Underrated and overlooked were synonymous with Toronto Raptors point guard Kyle Lowry. The opportune word is “were,” as Lowry has shed those labels by establishing himself as one of the elite point guards in the NBA. But don’t think he’ll settle after signing a four-year, $48 million contract this summer. Cracking the #SLAMTop50 for the first time in his eight-year career is just the start of what promises to be a big 2014-15 campaign for Lowry.
As Lowry told Yahoo back in March, he finally has found solid footing in the League: “My first couple years in the NBA, my fear was that I was going to go to the D-League—and maybe never get back to the NBA. You get a few chances, and then you’re done. Then you’re just a label, never to be a frontline guy. I did not want to be a backup in this League. I wasn’t going to settle for it, and I think it rubbed people the wrong way. I wanted the label of a guy who’s a winner. That’s the most important label you can have in this League.”
When you’re able to shake off unending trade rumors and questions about your ability to propel your team into the Playoffs, it’s pretty safe to say that Lowry is now seen as a winner. With fresh contracts from the Raptors and adidas, Lowry understands that these rewards are based on his team’s success. As he told SLAM this past summer, “This is a team game, and if you help your team do good, you get a chance to do good individually by joining people on good teams. My personal goal and our team goal is becoming the best we can possibly be.”

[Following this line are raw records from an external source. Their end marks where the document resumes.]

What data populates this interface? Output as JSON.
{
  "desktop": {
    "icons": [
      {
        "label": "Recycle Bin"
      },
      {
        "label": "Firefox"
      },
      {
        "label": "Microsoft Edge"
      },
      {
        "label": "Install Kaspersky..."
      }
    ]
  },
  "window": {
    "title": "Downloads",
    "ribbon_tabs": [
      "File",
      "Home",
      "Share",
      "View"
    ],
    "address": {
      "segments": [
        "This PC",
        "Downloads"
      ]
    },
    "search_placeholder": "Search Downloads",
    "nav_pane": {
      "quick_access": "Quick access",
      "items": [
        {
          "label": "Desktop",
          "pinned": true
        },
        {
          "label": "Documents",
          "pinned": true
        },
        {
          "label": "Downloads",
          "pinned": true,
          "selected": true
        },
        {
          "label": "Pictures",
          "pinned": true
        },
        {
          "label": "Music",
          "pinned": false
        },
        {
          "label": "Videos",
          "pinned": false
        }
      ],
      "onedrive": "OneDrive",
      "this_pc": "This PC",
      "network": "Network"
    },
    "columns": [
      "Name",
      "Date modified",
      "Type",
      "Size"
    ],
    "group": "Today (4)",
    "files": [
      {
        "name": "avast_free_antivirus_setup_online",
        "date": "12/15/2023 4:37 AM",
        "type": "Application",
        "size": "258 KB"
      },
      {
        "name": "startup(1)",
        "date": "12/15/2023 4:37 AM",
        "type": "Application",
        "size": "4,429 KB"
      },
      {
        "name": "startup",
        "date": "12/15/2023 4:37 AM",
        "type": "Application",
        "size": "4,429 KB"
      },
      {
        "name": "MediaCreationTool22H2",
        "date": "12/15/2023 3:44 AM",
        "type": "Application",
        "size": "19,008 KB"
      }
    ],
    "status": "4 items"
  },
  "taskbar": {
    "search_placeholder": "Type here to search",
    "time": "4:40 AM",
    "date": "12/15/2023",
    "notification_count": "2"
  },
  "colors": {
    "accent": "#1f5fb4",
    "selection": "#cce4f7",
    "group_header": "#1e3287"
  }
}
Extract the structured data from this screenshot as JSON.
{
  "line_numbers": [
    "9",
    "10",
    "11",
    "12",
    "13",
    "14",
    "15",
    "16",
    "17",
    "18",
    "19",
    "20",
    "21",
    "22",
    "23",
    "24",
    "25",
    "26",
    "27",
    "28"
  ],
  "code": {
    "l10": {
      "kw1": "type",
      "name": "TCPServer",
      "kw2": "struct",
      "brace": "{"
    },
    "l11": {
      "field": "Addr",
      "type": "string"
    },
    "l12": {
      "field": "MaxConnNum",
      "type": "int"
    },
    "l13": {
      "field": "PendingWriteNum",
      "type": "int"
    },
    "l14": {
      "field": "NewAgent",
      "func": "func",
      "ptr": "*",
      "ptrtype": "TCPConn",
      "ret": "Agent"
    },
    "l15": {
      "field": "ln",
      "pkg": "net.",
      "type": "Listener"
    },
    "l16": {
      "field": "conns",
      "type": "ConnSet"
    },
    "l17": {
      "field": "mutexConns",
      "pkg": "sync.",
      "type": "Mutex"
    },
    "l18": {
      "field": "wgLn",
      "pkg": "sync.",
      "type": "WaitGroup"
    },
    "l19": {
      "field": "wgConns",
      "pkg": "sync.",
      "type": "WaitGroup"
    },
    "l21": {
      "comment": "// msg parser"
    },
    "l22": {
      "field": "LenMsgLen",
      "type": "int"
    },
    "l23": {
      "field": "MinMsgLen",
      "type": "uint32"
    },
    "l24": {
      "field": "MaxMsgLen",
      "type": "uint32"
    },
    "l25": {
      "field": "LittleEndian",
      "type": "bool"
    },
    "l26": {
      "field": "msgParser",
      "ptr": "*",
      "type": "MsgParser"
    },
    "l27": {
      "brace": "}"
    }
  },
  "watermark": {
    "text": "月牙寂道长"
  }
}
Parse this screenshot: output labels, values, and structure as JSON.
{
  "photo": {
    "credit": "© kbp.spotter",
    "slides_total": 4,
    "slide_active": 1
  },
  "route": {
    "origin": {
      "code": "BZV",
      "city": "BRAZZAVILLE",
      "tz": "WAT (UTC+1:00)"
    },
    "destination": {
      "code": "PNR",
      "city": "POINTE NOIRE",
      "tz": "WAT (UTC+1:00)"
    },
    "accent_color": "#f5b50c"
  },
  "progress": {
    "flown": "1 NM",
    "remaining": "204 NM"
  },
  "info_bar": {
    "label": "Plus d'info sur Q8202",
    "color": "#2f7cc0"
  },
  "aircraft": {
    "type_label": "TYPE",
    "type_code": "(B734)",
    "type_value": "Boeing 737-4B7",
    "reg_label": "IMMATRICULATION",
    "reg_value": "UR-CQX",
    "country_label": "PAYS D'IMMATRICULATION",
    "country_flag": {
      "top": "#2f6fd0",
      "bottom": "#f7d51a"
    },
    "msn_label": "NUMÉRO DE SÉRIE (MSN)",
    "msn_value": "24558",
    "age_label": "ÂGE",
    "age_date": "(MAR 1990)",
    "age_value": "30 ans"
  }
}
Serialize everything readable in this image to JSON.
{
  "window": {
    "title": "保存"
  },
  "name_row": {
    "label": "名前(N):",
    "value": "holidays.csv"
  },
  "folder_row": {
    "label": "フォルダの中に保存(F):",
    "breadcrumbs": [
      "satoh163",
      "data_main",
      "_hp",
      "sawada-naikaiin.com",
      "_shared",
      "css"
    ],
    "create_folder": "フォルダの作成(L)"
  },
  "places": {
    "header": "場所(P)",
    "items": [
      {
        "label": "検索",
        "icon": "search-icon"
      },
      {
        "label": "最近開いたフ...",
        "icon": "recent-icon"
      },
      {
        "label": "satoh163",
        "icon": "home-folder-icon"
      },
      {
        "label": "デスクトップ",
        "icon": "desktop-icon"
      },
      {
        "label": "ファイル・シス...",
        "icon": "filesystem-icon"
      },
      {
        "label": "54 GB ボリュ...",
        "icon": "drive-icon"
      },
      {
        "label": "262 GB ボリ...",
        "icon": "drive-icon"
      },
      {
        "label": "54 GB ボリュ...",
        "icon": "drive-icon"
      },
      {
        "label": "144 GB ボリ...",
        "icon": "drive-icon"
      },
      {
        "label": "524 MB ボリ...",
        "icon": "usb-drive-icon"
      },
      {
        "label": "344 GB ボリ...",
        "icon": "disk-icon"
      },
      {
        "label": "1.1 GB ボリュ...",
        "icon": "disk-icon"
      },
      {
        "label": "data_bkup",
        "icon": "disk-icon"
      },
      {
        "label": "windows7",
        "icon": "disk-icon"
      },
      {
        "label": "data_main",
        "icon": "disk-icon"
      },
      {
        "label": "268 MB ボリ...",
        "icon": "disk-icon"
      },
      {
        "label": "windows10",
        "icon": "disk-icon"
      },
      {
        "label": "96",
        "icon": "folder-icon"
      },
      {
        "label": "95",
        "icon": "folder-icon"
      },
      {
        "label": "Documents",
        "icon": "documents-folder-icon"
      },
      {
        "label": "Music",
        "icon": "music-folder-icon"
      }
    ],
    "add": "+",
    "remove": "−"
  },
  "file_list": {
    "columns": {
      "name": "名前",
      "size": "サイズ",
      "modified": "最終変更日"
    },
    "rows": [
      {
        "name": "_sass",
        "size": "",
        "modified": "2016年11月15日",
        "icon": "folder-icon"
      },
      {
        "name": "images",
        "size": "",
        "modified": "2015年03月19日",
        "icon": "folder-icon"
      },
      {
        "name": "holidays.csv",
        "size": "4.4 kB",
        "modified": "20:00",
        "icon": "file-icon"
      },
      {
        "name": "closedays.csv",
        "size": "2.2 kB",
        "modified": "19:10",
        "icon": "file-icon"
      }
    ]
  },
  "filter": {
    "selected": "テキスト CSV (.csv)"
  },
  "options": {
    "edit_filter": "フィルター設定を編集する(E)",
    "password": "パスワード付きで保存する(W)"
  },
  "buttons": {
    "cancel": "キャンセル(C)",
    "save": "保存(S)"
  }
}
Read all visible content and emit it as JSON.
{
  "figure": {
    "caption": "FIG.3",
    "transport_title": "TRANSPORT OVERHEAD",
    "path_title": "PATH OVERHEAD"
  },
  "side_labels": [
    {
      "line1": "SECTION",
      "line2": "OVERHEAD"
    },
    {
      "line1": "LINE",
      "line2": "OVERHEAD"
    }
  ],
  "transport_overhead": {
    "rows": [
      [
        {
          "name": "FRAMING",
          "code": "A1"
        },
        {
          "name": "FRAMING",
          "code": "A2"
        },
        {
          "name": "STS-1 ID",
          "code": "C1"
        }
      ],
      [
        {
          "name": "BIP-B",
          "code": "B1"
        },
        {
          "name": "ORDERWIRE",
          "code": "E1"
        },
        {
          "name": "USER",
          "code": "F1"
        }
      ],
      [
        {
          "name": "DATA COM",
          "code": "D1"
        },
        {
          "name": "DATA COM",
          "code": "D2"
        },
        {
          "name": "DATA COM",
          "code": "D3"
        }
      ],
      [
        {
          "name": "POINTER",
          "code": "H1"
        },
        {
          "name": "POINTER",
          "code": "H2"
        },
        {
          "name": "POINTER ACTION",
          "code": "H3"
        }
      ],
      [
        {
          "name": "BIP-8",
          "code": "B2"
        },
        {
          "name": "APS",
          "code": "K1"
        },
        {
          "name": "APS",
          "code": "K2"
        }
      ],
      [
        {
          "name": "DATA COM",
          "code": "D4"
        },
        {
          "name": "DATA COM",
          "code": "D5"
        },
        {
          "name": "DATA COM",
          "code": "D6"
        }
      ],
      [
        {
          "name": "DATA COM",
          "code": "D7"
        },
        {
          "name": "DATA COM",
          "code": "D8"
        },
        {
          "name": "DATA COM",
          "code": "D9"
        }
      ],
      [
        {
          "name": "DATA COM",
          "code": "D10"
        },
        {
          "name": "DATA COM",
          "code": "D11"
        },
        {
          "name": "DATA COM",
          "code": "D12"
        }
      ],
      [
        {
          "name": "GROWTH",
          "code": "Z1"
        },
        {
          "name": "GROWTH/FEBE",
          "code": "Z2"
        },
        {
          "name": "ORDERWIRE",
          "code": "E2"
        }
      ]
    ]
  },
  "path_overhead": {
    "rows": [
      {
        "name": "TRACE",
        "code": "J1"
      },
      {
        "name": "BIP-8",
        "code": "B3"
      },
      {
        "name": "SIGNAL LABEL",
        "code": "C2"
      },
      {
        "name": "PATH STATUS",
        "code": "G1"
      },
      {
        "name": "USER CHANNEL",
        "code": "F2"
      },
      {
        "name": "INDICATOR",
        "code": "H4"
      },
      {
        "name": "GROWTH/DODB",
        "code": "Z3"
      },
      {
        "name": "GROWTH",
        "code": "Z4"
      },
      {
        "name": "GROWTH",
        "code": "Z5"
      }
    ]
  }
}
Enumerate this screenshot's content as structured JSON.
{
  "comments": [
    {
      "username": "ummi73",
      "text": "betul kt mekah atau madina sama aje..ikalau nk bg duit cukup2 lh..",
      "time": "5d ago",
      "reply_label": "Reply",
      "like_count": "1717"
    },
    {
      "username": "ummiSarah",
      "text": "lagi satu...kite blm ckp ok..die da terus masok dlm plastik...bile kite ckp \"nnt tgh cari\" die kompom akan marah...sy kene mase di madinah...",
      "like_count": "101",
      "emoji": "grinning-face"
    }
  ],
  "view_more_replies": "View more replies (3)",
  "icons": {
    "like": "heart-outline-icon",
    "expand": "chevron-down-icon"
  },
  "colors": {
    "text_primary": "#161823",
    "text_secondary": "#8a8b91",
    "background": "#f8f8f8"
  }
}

Lowry will have plenty of motivation this season as he can use his snubs from last year’s All-Star and All-NBA teams to push him. Although these are all individual goals, Lowry’s selfless play and leadership is what inspires his teammates. There is no drama coming from Lowry in Toronto. He is all business and his teammates follow his lead.
Reserve guard, Greivis Vasquez, explained to Grantland, why the Raptors look up to Lowry: “He’s always the first guy in the locker room and the last guy out. That’s professionalism. When I have my own team to run someday, I’m going to have flashbacks to all the winning plays he made here.”
Lowry is a jack of all trades for the Raptors, as he led Toronto to its first post-season appearance since 2008 and a franchise-record 48 victories, while averaging career-highs in points (17.9 ppg), assists (7.4 apg) and three-point percentage (38.3 percent). Lowry also learned to not gamble for steals on defense, consequently finishing among the League leaders in charges drawn.
This was all a long time coming for everyone who has known Lowry. As the since retired NBA great Chauncey Billups said last year, “Kyle has the perfect combination. And now he’s sharpened it.”
This all-around game is what makes Lowry one of the best guards in the League, as reserve Raptors forward Patrick Patterson explained to SBNation last season, “He always accepts the challenge and he’s just an active motor out there. He doesn’t stop, he never gets tired, he’s always trying to do the right thing for everybody and, most importantly, he can score. So you have to respect his scoring ability but also his ability to pass the ball.”
As great as Lowry’s season was last year, it ended in disappointing fashion. Not only did the Raptors lose in the closing seconds of a Game 7 against the Brooklyn Nets, the game ended with Nets forward, Paul Pierce, blocking Lowry on a potential game-winning shot.
If the Raptors could do it again, they would make a similar play call as Lowry is their guy. “We need an answer, we call Kyle Lowry,” reserve center Chuck Hayes said last season. “Kyle will figure it out.”
Hayes is right. If Lowry’s career has shown us anything, it’s that he will figure it out. He figured out how to comfortably sit among the game’s Top 50 players—what else will he figure out in the 2014-15 NBA season?
|#SLAMTop50 Players 2014|
Rankings are based on expected contribution in ’14-15—to players’ team, the NBA and the game.